    I did try what you suggested above and it made no difference. I then adjusted the pressure reducing valve and that made no difference.
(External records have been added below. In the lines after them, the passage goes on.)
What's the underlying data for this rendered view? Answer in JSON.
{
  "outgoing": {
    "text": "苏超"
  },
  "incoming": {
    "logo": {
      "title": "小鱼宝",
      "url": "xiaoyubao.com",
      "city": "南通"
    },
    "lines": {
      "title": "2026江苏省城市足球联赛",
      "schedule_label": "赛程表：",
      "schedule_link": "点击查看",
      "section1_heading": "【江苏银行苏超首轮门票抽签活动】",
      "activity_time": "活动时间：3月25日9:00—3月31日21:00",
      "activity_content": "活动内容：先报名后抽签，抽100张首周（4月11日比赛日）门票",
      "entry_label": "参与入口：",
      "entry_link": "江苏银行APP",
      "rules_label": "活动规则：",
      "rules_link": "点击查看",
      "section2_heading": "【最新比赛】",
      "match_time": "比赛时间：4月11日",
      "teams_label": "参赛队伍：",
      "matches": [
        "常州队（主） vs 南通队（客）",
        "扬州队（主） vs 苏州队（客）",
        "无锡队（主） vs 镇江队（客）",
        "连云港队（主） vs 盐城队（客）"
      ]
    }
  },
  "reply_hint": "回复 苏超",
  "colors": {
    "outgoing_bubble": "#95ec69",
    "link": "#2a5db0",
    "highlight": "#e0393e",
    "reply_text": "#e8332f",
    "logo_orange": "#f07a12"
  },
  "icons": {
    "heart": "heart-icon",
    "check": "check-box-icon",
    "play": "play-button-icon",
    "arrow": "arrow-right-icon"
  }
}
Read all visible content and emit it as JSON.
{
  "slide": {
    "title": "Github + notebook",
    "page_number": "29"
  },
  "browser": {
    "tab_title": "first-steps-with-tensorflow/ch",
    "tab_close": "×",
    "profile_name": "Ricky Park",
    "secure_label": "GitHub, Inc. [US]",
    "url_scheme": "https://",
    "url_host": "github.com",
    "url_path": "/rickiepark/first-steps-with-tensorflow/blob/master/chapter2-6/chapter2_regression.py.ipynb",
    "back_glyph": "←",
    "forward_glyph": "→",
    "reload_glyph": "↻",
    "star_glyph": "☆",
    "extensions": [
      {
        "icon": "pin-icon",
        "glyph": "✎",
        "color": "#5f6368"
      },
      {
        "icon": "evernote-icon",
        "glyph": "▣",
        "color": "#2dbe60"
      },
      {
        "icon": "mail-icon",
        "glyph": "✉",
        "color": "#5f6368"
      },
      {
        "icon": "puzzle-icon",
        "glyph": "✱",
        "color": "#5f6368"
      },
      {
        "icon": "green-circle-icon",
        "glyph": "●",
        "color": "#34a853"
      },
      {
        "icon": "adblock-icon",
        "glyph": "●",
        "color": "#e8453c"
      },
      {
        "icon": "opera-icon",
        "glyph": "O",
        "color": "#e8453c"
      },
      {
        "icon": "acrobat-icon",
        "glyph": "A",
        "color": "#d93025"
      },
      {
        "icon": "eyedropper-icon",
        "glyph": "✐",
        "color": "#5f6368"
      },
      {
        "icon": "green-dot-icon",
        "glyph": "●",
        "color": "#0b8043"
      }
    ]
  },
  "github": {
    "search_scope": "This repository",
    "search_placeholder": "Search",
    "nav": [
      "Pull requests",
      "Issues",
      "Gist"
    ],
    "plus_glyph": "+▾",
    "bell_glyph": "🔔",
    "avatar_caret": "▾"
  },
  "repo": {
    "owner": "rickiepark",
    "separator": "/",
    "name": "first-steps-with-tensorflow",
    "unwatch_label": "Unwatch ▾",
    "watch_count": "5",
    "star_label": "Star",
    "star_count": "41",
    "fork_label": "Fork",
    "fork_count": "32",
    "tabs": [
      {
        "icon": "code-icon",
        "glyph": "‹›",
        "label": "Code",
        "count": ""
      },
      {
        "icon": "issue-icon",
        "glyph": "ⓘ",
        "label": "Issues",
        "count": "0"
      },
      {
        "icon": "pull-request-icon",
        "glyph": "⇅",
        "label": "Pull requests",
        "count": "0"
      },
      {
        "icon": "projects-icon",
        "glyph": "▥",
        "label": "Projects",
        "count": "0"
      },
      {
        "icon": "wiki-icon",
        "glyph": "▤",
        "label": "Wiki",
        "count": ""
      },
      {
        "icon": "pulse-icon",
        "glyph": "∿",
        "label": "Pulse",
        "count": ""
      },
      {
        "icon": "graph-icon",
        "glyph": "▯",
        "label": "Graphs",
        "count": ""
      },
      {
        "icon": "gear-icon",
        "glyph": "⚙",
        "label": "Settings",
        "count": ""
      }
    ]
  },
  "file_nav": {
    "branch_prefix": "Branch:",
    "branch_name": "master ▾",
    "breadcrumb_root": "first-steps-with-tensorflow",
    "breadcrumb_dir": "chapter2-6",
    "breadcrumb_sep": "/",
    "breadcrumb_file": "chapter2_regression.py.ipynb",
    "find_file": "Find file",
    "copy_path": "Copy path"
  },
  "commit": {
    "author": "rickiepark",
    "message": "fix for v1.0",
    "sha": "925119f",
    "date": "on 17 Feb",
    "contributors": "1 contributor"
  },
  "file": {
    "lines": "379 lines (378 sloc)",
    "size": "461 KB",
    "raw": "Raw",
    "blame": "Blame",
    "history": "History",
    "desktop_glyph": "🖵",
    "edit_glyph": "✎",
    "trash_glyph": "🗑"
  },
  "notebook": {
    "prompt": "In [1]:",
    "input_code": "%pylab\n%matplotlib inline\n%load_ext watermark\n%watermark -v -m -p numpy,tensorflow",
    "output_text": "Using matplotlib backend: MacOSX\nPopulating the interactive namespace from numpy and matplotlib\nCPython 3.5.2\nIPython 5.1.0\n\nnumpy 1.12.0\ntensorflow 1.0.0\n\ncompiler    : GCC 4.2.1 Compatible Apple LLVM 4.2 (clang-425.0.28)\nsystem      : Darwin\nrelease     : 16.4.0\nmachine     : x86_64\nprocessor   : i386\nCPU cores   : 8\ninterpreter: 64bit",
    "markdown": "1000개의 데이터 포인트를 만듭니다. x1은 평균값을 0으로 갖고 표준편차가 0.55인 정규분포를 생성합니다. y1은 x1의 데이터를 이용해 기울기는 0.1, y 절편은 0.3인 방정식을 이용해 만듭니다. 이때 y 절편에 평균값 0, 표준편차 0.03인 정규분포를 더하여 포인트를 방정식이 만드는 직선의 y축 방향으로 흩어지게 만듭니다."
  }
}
    So, I put an order in for a replacement and some new shutoff valves and will swap this out and hopefully then, the leaking will cease and the boiler will read around 12psi.